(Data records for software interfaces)
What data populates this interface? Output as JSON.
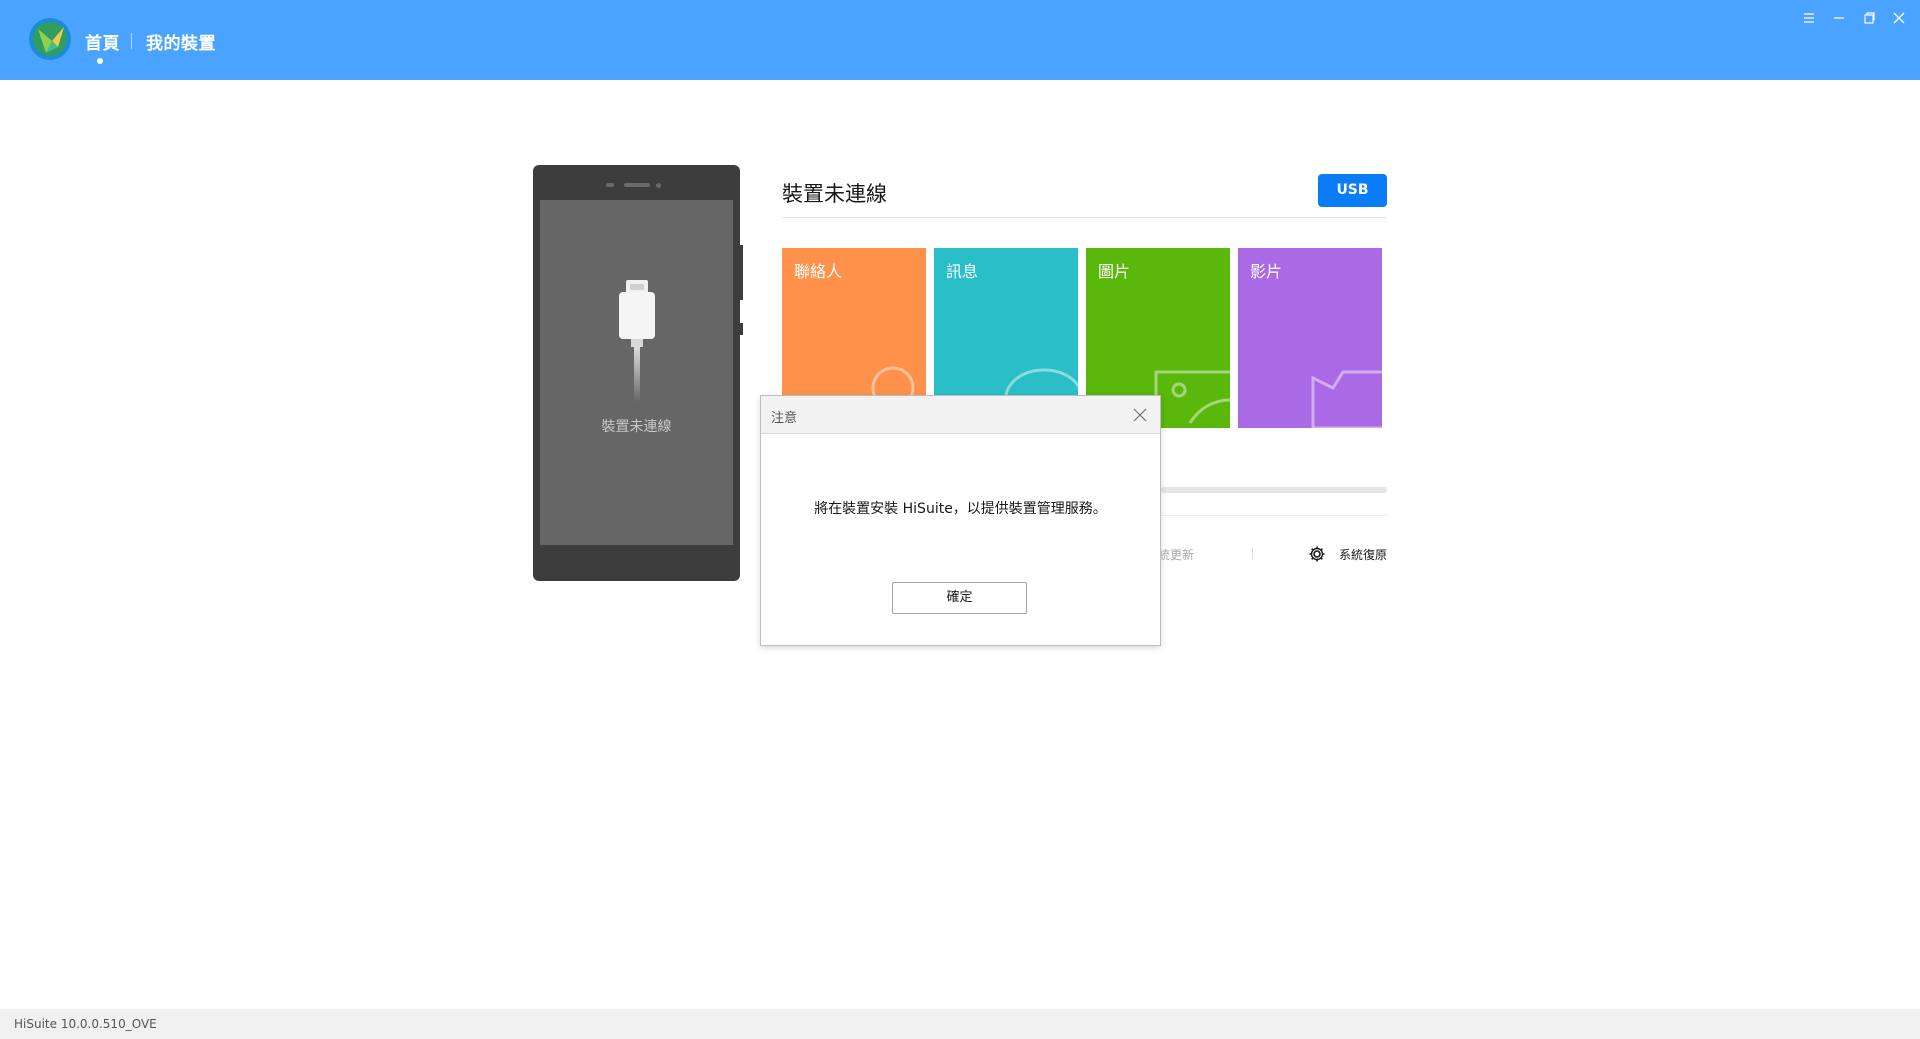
{
  "header": {
    "nav_home": "首頁",
    "nav_my_device": "我的裝置",
    "accent_color": "#4aa3ff",
    "window_controls": [
      "menu-icon",
      "minimize-icon",
      "restore-icon",
      "close-icon"
    ]
  },
  "phone": {
    "status_text": "裝置未連線"
  },
  "device": {
    "status_title": "裝置未連線",
    "usb_button": "USB",
    "usb_button_color": "#0a7cf5"
  },
  "tiles": [
    {
      "label": "聯絡人",
      "color": "#ff914a",
      "icon": "contacts-icon"
    },
    {
      "label": "訊息",
      "color": "#2abfc6",
      "icon": "messages-icon"
    },
    {
      "label": "圖片",
      "color": "#5ab70c",
      "icon": "pictures-icon"
    },
    {
      "label": "影片",
      "color": "#ab6ae5",
      "icon": "videos-icon"
    }
  ],
  "actions": {
    "update_partial": "統更新",
    "system_restore": "系統復原"
  },
  "dialog": {
    "title": "注意",
    "message": "將在裝置安裝 HiSuite，以提供裝置管理服務。",
    "ok_button": "確定"
  },
  "footer": {
    "version": "HiSuite 10.0.0.510_OVE"
  }
}
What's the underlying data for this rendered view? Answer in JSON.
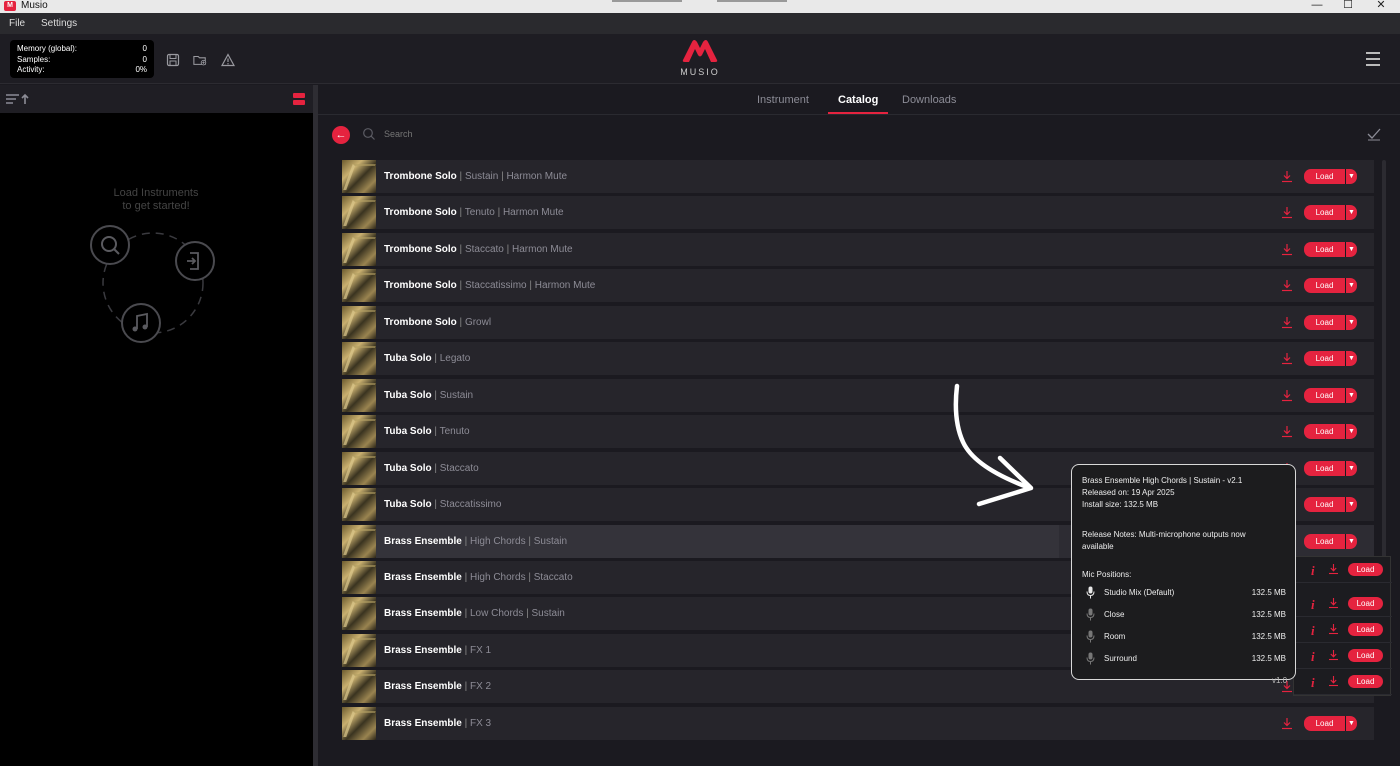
{
  "window": {
    "title": "Musio",
    "minimize": "—",
    "maximize": "☐",
    "close": "✕",
    "app_icon": "M"
  },
  "menu": {
    "file": "File",
    "settings": "Settings"
  },
  "stats": {
    "memory_label": "Memory (global):",
    "memory_value": "0",
    "samples_label": "Samples:",
    "samples_value": "0",
    "activity_label": "Activity:",
    "activity_value": "0%"
  },
  "logo": {
    "word": "MUSIO"
  },
  "sidebar": {
    "empty_text_line1": "Load Instruments",
    "empty_text_line2": "to get started!"
  },
  "tabs": {
    "instrument": "Instrument",
    "catalog": "Catalog",
    "downloads": "Downloads"
  },
  "search": {
    "placeholder": "Search"
  },
  "items": [
    {
      "name": "Trombone Solo",
      "art1": "Sustain",
      "art2": "Harmon Mute",
      "load": "Load"
    },
    {
      "name": "Trombone Solo",
      "art1": "Tenuto",
      "art2": "Harmon Mute",
      "load": "Load"
    },
    {
      "name": "Trombone Solo",
      "art1": "Staccato",
      "art2": "Harmon Mute",
      "load": "Load"
    },
    {
      "name": "Trombone Solo",
      "art1": "Staccatissimo",
      "art2": "Harmon Mute",
      "load": "Load"
    },
    {
      "name": "Trombone Solo",
      "art1": "Growl",
      "art2": "",
      "load": "Load"
    },
    {
      "name": "Tuba Solo",
      "art1": "Legato",
      "art2": "",
      "load": "Load"
    },
    {
      "name": "Tuba Solo",
      "art1": "Sustain",
      "art2": "",
      "load": "Load"
    },
    {
      "name": "Tuba Solo",
      "art1": "Tenuto",
      "art2": "",
      "load": "Load"
    },
    {
      "name": "Tuba Solo",
      "art1": "Staccato",
      "art2": "",
      "load": "Load"
    },
    {
      "name": "Tuba Solo",
      "art1": "Staccatissimo",
      "art2": "",
      "load": "Load"
    },
    {
      "name": "Brass Ensemble",
      "art1": "High Chords",
      "art2": "Sustain",
      "load": "Load"
    },
    {
      "name": "Brass Ensemble",
      "art1": "High Chords",
      "art2": "Staccato",
      "load": "Load"
    },
    {
      "name": "Brass Ensemble",
      "art1": "Low Chords",
      "art2": "Sustain",
      "load": "Load"
    },
    {
      "name": "Brass Ensemble",
      "art1": "FX 1",
      "art2": "",
      "load": "Load"
    },
    {
      "name": "Brass Ensemble",
      "art1": "FX 2",
      "art2": "",
      "load": "Load"
    },
    {
      "name": "Brass Ensemble",
      "art1": "FX 3",
      "art2": "",
      "load": "Load"
    }
  ],
  "popover": {
    "title": "Brass Ensemble High Chords | Sustain - v2.1",
    "released": "Released on: 19 Apr 2025",
    "install_size": "Install size: 132.5 MB",
    "notes": "Release Notes: Multi-microphone outputs now available",
    "mic_heading": "Mic Positions:",
    "mics": [
      {
        "name": "Studio Mix (Default)",
        "size": "132.5 MB"
      },
      {
        "name": "Close",
        "size": "132.5 MB"
      },
      {
        "name": "Room",
        "size": "132.5 MB"
      },
      {
        "name": "Surround",
        "size": "132.5 MB"
      }
    ]
  },
  "mic_panel": {
    "info": "i",
    "load": "Load"
  },
  "version": "v1.0",
  "colors": {
    "accent": "#e5233f",
    "background": "#1b1a20",
    "row": "#26252b"
  }
}
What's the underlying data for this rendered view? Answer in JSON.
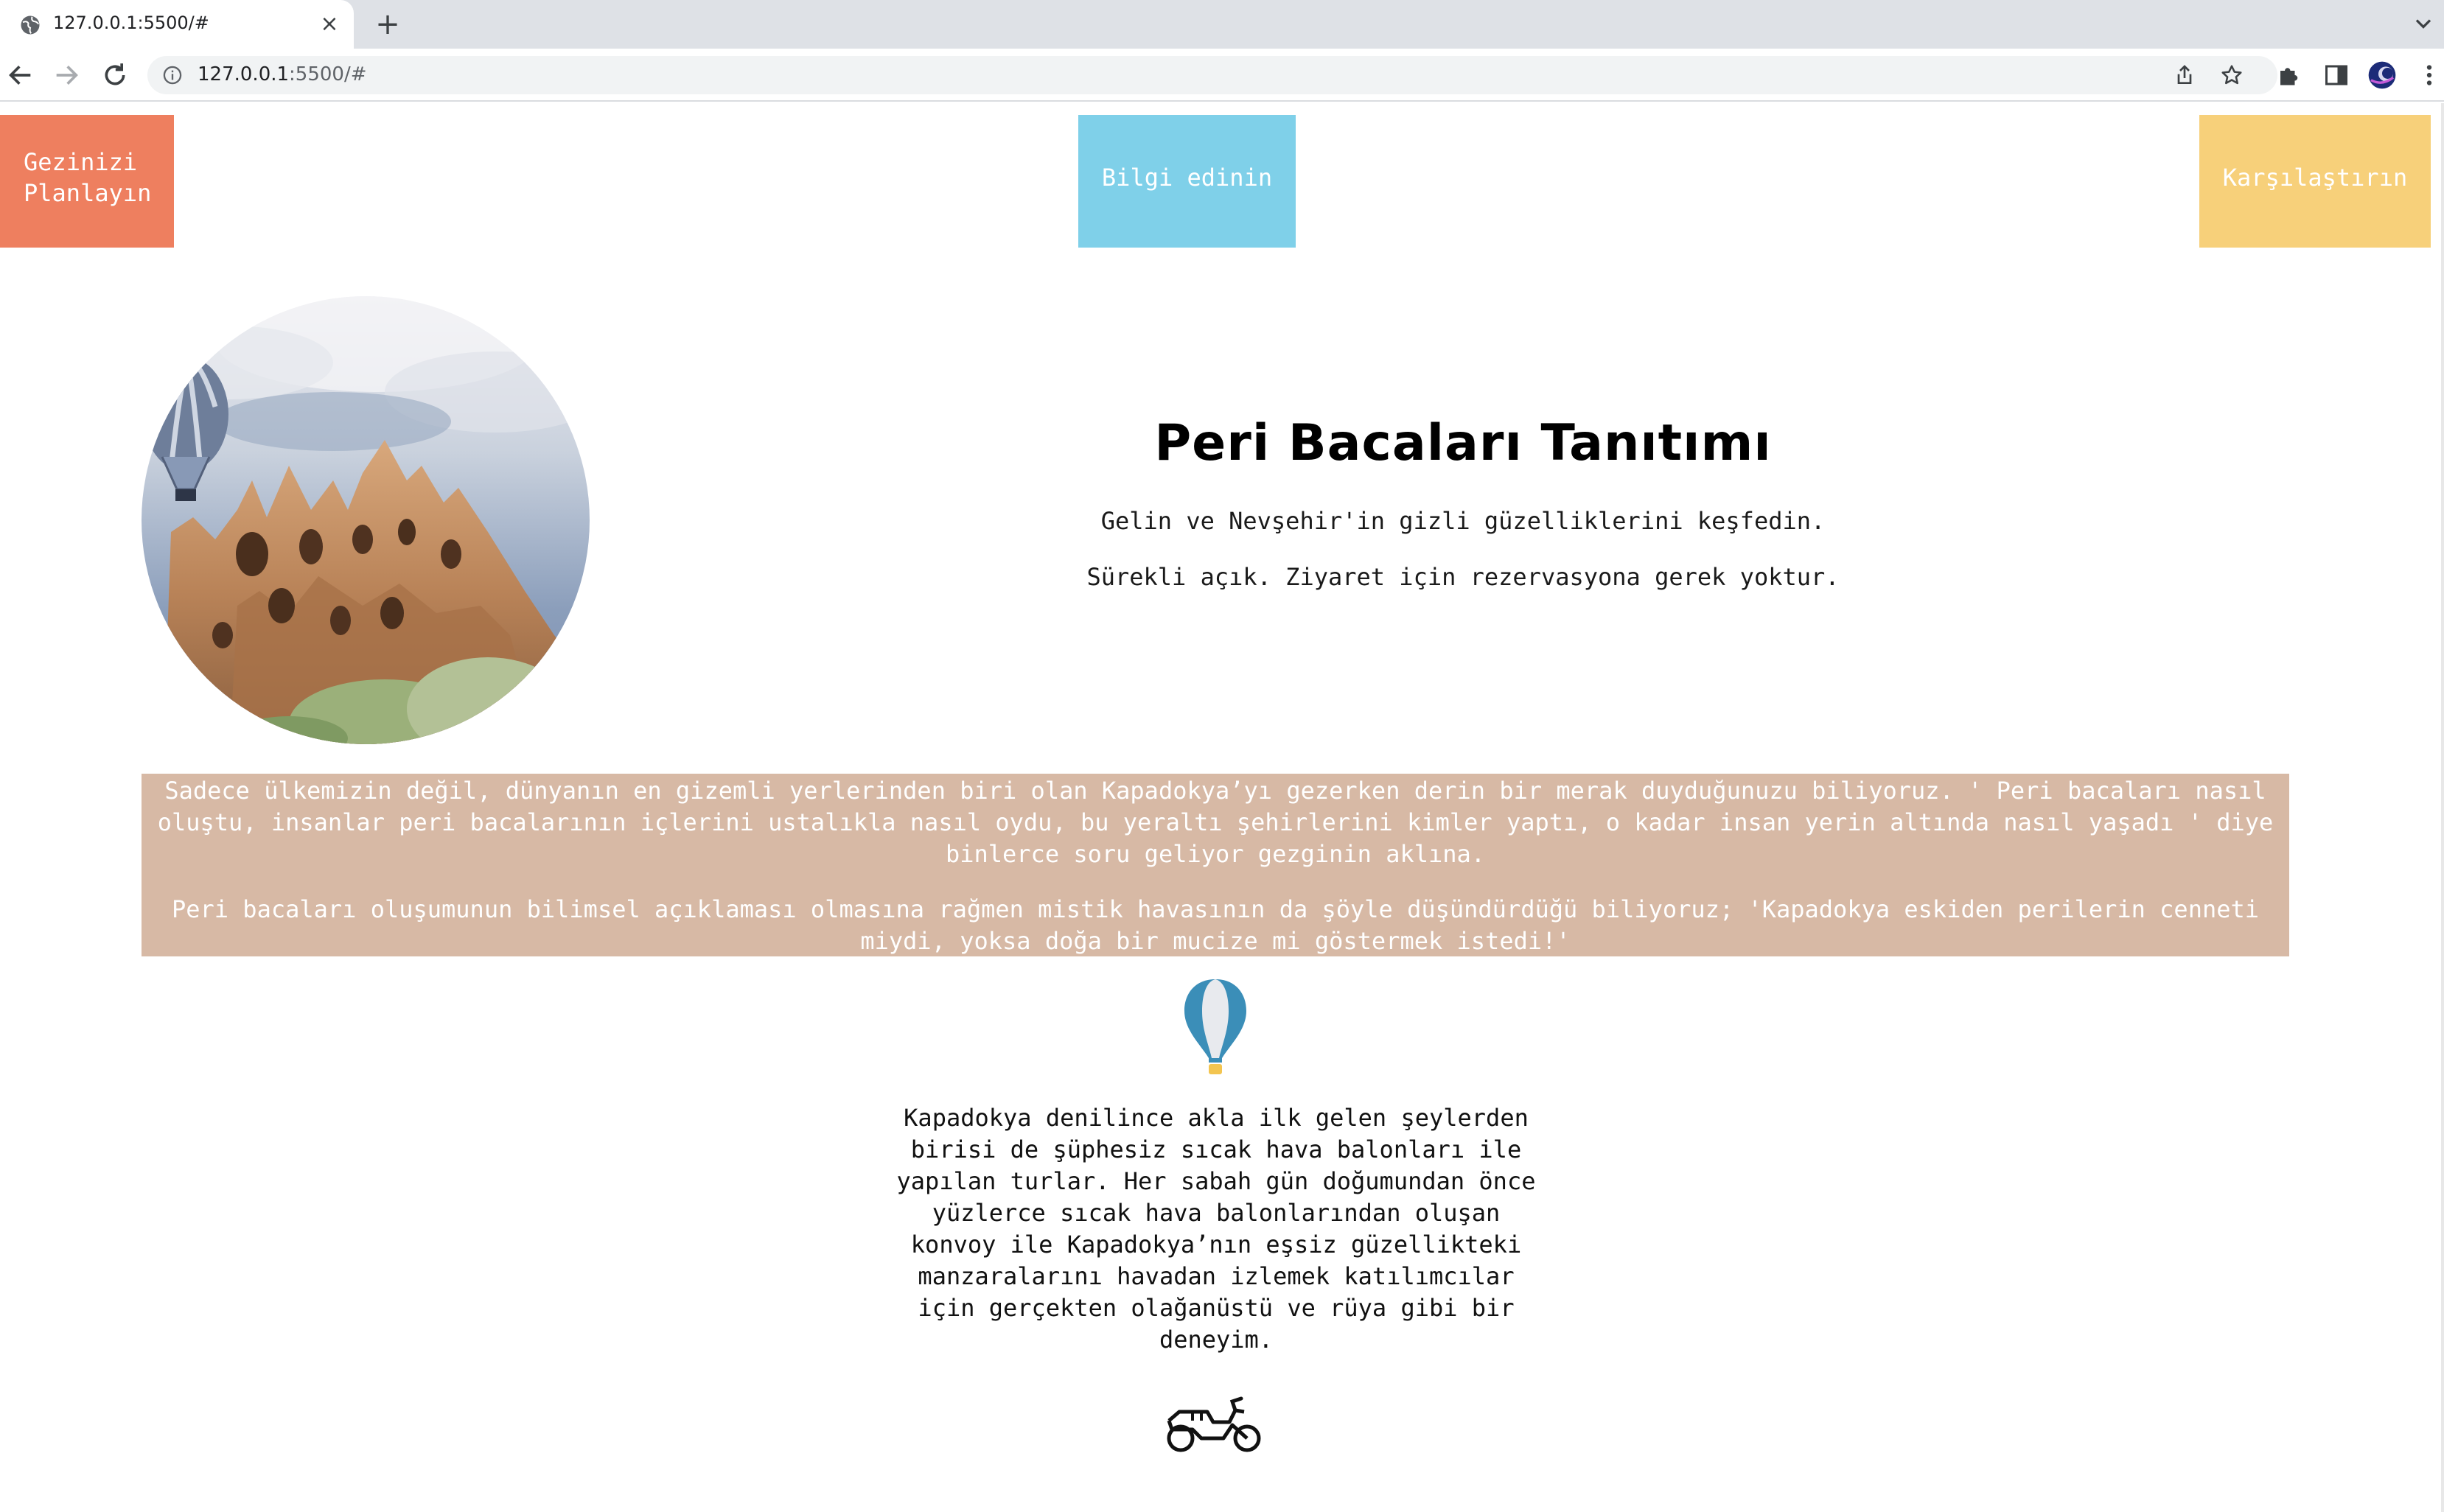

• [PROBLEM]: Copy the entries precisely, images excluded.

• [SOLUTION FOR THIS EXERCISE]:
What data populates this interface? Output as JSON.
{
  "header": {
    "nav_home": "首頁",
    "nav_my_device": "我的裝置",
    "accent_color": "#4aa3ff",
    "window_controls": [
      "menu-icon",
      "minimize-icon",
      "restore-icon",
      "close-icon"
    ]
  },
  "phone": {
    "status_text": "裝置未連線"
  },
  "device": {
    "status_title": "裝置未連線",
    "usb_button": "USB",
    "usb_button_color": "#0a7cf5"
  },
  "tiles": [
    {
      "label": "聯絡人",
      "color": "#ff914a",
      "icon": "contacts-icon"
    },
    {
      "label": "訊息",
      "color": "#2abfc6",
      "icon": "messages-icon"
    },
    {
      "label": "圖片",
      "color": "#5ab70c",
      "icon": "pictures-icon"
    },
    {
      "label": "影片",
      "color": "#ab6ae5",
      "icon": "videos-icon"
    }
  ],
  "actions": {
    "update_partial": "統更新",
    "system_restore": "系統復原"
  },
  "dialog": {
    "title": "注意",
    "message": "將在裝置安裝 HiSuite，以提供裝置管理服務。",
    "ok_button": "確定"
  },
  "footer": {
    "version": "HiSuite 10.0.0.510_OVE"
  }
}
What's the underlying data for this rendered view? Answer in JSON.
{
  "window": {
    "title": "Musio",
    "minimize": "—",
    "maximize": "☐",
    "close": "✕",
    "app_icon": "M"
  },
  "menu": {
    "file": "File",
    "settings": "Settings"
  },
  "stats": {
    "memory_label": "Memory (global):",
    "memory_value": "0",
    "samples_label": "Samples:",
    "samples_value": "0",
    "activity_label": "Activity:",
    "activity_value": "0%"
  },
  "logo": {
    "word": "MUSIO"
  },
  "sidebar": {
    "empty_text_line1": "Load Instruments",
    "empty_text_line2": "to get started!"
  },
  "tabs": {
    "instrument": "Instrument",
    "catalog": "Catalog",
    "downloads": "Downloads"
  },
  "search": {
    "placeholder": "Search"
  },
  "items": [
    {
      "name": "Trombone Solo",
      "art1": "Sustain",
      "art2": "Harmon Mute",
      "load": "Load"
    },
    {
      "name": "Trombone Solo",
      "art1": "Tenuto",
      "art2": "Harmon Mute",
      "load": "Load"
    },
    {
      "name": "Trombone Solo",
      "art1": "Staccato",
      "art2": "Harmon Mute",
      "load": "Load"
    },
    {
      "name": "Trombone Solo",
      "art1": "Staccatissimo",
      "art2": "Harmon Mute",
      "load": "Load"
    },
    {
      "name": "Trombone Solo",
      "art1": "Growl",
      "art2": "",
      "load": "Load"
    },
    {
      "name": "Tuba Solo",
      "art1": "Legato",
      "art2": "",
      "load": "Load"
    },
    {
      "name": "Tuba Solo",
      "art1": "Sustain",
      "art2": "",
      "load": "Load"
    },
    {
      "name": "Tuba Solo",
      "art1": "Tenuto",
      "art2": "",
      "load": "Load"
    },
    {
      "name": "Tuba Solo",
      "art1": "Staccato",
      "art2": "",
      "load": "Load"
    },
    {
      "name": "Tuba Solo",
      "art1": "Staccatissimo",
      "art2": "",
      "load": "Load"
    },
    {
      "name": "Brass Ensemble",
      "art1": "High Chords",
      "art2": "Sustain",
      "load": "Load"
    },
    {
      "name": "Brass Ensemble",
      "art1": "High Chords",
      "art2": "Staccato",
      "load": "Load"
    },
    {
      "name": "Brass Ensemble",
      "art1": "Low Chords",
      "art2": "Sustain",
      "load": "Load"
    },
    {
      "name": "Brass Ensemble",
      "art1": "FX 1",
      "art2": "",
      "load": "Load"
    },
    {
      "name": "Brass Ensemble",
      "art1": "FX 2",
      "art2": "",
      "load": "Load"
    },
    {
      "name": "Brass Ensemble",
      "art1": "FX 3",
      "art2": "",
      "load": "Load"
    }
  ],
  "popover": {
    "title": "Brass Ensemble High Chords | Sustain - v2.1",
    "released": "Released on: 19 Apr 2025",
    "install_size": "Install size: 132.5 MB",
    "notes": "Release Notes: Multi-microphone outputs now available",
    "mic_heading": "Mic Positions:",
    "mics": [
      {
        "name": "Studio Mix (Default)",
        "size": "132.5 MB"
      },
      {
        "name": "Close",
        "size": "132.5 MB"
      },
      {
        "name": "Room",
        "size": "132.5 MB"
      },
      {
        "name": "Surround",
        "size": "132.5 MB"
      }
    ]
  },
  "mic_panel": {
    "info": "i",
    "load": "Load"
  },
  "version": "v1.0",
  "colors": {
    "accent": "#e5233f",
    "background": "#1b1a20",
    "row": "#26252b"
  }
}
What's the underlying data for this rendered view? Answer in JSON.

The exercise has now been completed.